Thursday, November 5, 2009

A Light of the Present

The idea that since light has a finite speed the star light we see
originated actually at some time in the past, maybe billions of years
ago, has lost its ability to amaze, though perhaps not irremediably.
Few focus on the reality that the fact the light we see from a candle
must actually also originate in the past and thereby must give us, a
picture of ---- the past, not the current reality we suppose.
And who can imagine that words are like candles. As our OWN words,
even, leave our lips, they are already in the past of any spinal cord
reality. They do not reflect our current thoughts, intentions,
Yet like the Mayan ball games where the loser was a blood sacrifice,
our verbal interplay -- the mass of words, a token, a ball in play,
becomes the entire universe, for modern man. And as in any game,
there are rules, arbitrary rules, which all must accept. And the
rules, say the game is ----not a game, but reality.
There is a way to silently step back and verify for oneself, the game,
it's limitations, it's pretensions. There is a way, but surely it
would be inappropriate to speak of that WAY, to those who trifle with
--- important things, and weight heavily, the irrelevant. And those
who, to use the terminology of Jan Cox, do not even suspect the
importance of an aim.
So yeah, maybe there is such a thing as a light of the present, but how could that be what this post is about?

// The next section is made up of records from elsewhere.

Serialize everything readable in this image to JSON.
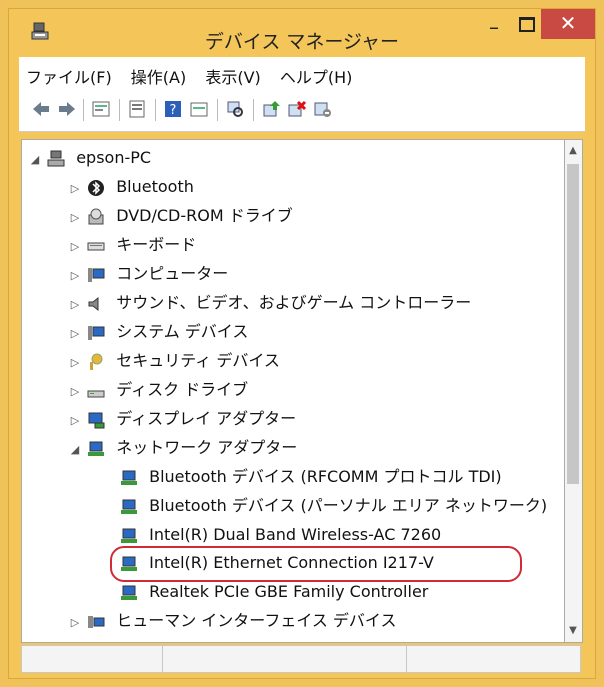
{
  "window": {
    "title": "デバイス マネージャー",
    "min_label": "–",
    "close_label": "✕"
  },
  "menu": [
    {
      "label": "ファイル(F)"
    },
    {
      "label": "操作(A)"
    },
    {
      "label": "表示(V)"
    },
    {
      "label": "ヘルプ(H)"
    }
  ],
  "toolbar": {
    "buttons": [
      "back-icon",
      "forward-icon",
      "properties-icon",
      "console-icon",
      "help-icon",
      "show-hidden-icon",
      "scan-icon",
      "update-driver-icon",
      "uninstall-icon",
      "disable-icon"
    ]
  },
  "tree": {
    "root": {
      "label": "epson-PC",
      "icon": "computer-icon"
    },
    "items": [
      {
        "label": "Bluetooth",
        "icon": "bluetooth-icon",
        "expander": "▷"
      },
      {
        "label": "DVD/CD-ROM ドライブ",
        "icon": "dvd-drive-icon",
        "expander": "▷"
      },
      {
        "label": "キーボード",
        "icon": "keyboard-icon",
        "expander": "▷"
      },
      {
        "label": "コンピューター",
        "icon": "monitor-icon",
        "expander": "▷"
      },
      {
        "label": "サウンド、ビデオ、およびゲーム コントローラー",
        "icon": "speaker-icon",
        "expander": "▷"
      },
      {
        "label": "システム デバイス",
        "icon": "system-device-icon",
        "expander": "▷"
      },
      {
        "label": "セキュリティ デバイス",
        "icon": "security-key-icon",
        "expander": "▷"
      },
      {
        "label": "ディスク ドライブ",
        "icon": "disk-drive-icon",
        "expander": "▷"
      },
      {
        "label": "ディスプレイ アダプター",
        "icon": "display-adapter-icon",
        "expander": "▷"
      },
      {
        "label": "ネットワーク アダプター",
        "icon": "network-adapter-icon",
        "expander": "◢"
      }
    ],
    "network_children": [
      {
        "label": "Bluetooth デバイス (RFCOMM プロトコル TDI)"
      },
      {
        "label": "Bluetooth デバイス (パーソナル エリア ネットワーク)"
      },
      {
        "label": "Intel(R) Dual Band Wireless-AC 7260"
      },
      {
        "label": "Intel(R) Ethernet Connection I217-V"
      },
      {
        "label": "Realtek PCIe GBE Family Controller"
      }
    ],
    "after": [
      {
        "label": "ヒューマン インターフェイス デバイス",
        "icon": "hid-icon",
        "expander": "▷"
      }
    ]
  },
  "colors": {
    "title_bar": "#f4c659",
    "close_button": "#c84a42",
    "highlight_ring": "#d12b36"
  }
}
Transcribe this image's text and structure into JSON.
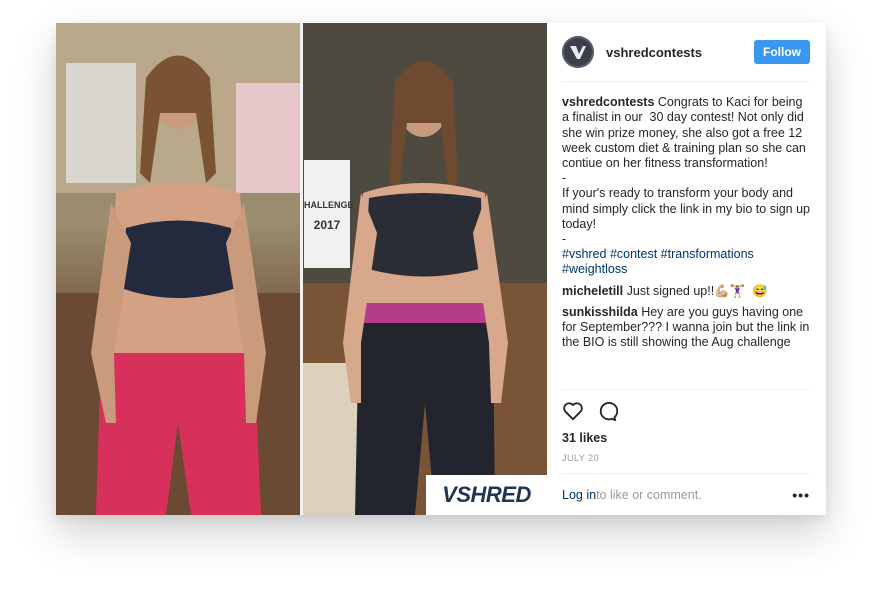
{
  "post": {
    "username": "vshredcontests",
    "follow_label": "Follow",
    "comments": [
      {
        "user": "vshredcontests",
        "text": " Congrats to Kaci for being a finalist in our  30 day contest! Not only did she win prize money, she also got a free 12 week custom diet & training plan so she can contiue on her fitness transformation!\n-\nIf your's ready to transform your body and mind simply click the link in my bio to sign up today!\n-\n",
        "tags": "#vshred #contest #transformations #weightloss"
      },
      {
        "user": "micheletill",
        "text": " Just signed up!!💪🏼🏋‍♀️  😅"
      },
      {
        "user": "sunkisshilda",
        "text": " Hey are you guys having one for September??? I wanna join but the link in the BIO is still showing the Aug challenge"
      }
    ],
    "likes": "31 likes",
    "date": "JULY 20",
    "login_link": "Log in",
    "login_suffix": " to like or comment.",
    "more_label": "•••"
  },
  "photo": {
    "logo": "VSHRED",
    "sign_text": "HALLENGE",
    "sign_year": "2017"
  },
  "icons": [
    "heart-icon",
    "comment-icon",
    "more-options-icon"
  ]
}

Wednesday, November 4, 2009

Impossibility for breakfast

An Italian court has been in the news because a judge there reduced a
murderers sentence (originally nine years) after presented with
evidence the guy had a gene for aggression.

Quoting New Scientist:
"Last week, Nature reported that Pier Valerio Reinotti, an appeal
court judge in Trieste, Italy, cut Bayout's sentence by a year after
finding out he has gene variants linked to aggression."

The science community sputtered about how individual responsibility
was not different for someone with such a gene, and other stuff. The
facts pointed out by Jan Cox, the 20th century empiricist of
mysticism, is that genetics determines everything. Everything, those
nice ladies who would die rather than spill tea while filling
someone's cup, are just as helpless as some bonking conker.

The mechanical mind cannot remember the above and also keep in mind
that man cannot, should not, relinquish a hold on his belief that
individual responsibility is possible. The entire progress of human
history depends partly on persons maintaining such a conviction. So
scientists and more often, commentators will talk on about
environmental versus genetic influences and free will, without ever
noticing such discussions shred comprehensibilty, and this is not
noticed because people HAVE to believe in individual responsibility.
They cannot notice that to talk of genetic influences makes no sense
unless you can draw a line between what is genetically determined and
what is not.

To try though and grasp these contradictory things can be a start
toward appreciating the nature of the human intellect, an organ with a
function different from that imagined by public intellectuals. To
appreciate the impossibility of a task, like personal change in a
universe completely determined, is a necessary step for persons with
a certain aim.